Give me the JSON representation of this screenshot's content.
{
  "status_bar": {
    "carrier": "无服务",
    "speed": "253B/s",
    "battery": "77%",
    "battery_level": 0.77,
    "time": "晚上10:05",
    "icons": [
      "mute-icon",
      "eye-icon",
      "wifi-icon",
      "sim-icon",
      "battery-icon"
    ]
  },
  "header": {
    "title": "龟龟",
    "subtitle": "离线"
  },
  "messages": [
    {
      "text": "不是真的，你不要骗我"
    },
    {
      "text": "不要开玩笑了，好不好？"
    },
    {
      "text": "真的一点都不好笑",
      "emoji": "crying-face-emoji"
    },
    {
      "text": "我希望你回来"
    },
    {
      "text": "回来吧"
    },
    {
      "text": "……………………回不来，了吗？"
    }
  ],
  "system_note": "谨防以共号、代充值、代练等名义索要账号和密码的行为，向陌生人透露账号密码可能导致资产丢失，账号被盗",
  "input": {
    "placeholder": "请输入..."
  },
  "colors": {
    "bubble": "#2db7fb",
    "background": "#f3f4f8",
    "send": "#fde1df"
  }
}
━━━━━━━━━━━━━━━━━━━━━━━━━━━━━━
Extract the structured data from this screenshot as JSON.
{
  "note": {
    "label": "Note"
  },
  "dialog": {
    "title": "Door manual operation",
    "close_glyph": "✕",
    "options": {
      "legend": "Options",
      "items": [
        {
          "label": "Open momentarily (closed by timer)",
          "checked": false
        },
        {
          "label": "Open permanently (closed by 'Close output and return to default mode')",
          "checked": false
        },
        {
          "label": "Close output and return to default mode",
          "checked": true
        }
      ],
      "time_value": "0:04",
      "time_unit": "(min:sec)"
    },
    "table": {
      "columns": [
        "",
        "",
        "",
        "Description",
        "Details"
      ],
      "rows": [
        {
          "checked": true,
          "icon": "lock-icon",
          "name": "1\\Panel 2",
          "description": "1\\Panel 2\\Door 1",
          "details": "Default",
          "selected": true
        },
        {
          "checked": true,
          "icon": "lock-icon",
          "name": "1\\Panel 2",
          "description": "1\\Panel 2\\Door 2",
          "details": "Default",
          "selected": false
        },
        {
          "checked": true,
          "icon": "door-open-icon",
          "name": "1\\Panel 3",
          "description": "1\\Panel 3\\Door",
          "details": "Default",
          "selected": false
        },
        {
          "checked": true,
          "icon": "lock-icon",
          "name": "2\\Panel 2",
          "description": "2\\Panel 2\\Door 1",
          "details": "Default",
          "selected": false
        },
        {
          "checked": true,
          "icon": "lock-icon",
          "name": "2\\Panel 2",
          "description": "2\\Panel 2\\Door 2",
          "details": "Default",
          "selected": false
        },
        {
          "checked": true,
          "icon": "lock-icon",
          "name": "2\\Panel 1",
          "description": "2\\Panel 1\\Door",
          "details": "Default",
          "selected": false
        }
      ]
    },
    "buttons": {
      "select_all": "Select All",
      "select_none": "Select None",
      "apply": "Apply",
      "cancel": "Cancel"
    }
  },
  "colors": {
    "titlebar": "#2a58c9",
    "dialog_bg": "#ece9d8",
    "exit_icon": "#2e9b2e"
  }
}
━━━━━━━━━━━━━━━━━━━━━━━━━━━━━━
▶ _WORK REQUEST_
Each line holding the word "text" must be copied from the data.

▶ _SOLUTION TO THE EXERCISE_
      "text": "不是真的，你不要骗我"
      "text": "不要开玩笑了，好不好？"
      "text": "真的一点都不好笑",
      "text": "我希望你回来"
      "text": "回来吧"
      "text": "……………………回不来，了吗？"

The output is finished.